DATASET Start Marker

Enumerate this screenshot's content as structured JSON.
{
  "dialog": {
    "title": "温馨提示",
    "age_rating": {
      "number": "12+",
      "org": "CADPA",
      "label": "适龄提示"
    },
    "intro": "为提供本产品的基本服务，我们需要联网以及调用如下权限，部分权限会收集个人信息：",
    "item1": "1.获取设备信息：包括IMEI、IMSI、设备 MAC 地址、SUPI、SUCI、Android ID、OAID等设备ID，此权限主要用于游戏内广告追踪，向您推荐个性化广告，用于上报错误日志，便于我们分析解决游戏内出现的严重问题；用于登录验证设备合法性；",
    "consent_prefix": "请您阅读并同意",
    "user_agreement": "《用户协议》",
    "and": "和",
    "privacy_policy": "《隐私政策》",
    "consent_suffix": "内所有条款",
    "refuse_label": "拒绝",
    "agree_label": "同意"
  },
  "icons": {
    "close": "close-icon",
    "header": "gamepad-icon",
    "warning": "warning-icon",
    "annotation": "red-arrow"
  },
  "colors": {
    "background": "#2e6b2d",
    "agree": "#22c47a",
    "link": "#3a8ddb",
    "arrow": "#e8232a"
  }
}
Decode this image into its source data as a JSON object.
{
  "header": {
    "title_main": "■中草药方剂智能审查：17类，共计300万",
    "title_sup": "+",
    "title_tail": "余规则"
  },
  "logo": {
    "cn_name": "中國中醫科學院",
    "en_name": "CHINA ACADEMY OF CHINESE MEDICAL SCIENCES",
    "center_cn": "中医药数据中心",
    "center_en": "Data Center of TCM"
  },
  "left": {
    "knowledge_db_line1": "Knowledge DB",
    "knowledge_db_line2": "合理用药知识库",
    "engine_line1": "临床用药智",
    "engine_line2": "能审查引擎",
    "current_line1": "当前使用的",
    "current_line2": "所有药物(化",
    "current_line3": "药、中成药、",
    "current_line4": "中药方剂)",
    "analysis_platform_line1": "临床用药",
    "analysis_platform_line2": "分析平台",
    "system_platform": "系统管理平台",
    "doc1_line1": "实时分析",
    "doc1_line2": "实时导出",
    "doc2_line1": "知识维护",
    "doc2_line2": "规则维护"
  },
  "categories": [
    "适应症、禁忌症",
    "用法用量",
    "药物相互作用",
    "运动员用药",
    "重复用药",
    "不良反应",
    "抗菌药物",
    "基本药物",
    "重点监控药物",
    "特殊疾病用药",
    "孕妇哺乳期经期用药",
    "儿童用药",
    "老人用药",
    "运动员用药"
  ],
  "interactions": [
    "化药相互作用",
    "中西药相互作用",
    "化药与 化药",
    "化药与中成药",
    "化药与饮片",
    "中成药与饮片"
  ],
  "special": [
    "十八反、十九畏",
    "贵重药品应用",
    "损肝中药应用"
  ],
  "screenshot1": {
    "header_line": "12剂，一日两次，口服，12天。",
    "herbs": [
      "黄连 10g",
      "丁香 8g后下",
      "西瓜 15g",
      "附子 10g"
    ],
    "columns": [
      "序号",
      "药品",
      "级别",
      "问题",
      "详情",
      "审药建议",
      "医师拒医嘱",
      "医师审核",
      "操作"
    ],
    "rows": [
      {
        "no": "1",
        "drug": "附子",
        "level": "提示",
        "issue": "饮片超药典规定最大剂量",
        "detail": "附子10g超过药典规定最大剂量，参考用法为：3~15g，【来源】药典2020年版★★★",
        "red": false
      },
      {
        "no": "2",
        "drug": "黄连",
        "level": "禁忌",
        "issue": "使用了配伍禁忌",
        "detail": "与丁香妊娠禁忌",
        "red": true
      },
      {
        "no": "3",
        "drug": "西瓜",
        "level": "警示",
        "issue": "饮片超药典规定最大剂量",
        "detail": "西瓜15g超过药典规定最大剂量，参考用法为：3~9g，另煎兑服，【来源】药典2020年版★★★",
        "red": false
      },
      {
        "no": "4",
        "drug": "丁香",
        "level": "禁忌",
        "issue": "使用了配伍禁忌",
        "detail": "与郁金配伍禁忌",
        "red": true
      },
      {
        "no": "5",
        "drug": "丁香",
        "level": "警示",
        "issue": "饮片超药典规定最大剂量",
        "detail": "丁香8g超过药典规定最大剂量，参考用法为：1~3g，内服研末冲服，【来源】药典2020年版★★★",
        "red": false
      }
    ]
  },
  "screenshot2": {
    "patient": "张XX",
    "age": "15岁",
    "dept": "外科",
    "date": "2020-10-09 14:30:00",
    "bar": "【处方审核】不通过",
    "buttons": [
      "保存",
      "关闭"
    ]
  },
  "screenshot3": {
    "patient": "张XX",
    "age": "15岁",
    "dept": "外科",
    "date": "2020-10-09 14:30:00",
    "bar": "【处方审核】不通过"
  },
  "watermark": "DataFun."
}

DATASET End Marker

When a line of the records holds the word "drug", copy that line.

        "drug": "附子",
        "drug": "黄连",
        "drug": "西瓜",
        "drug": "丁香",
        "drug": "丁香",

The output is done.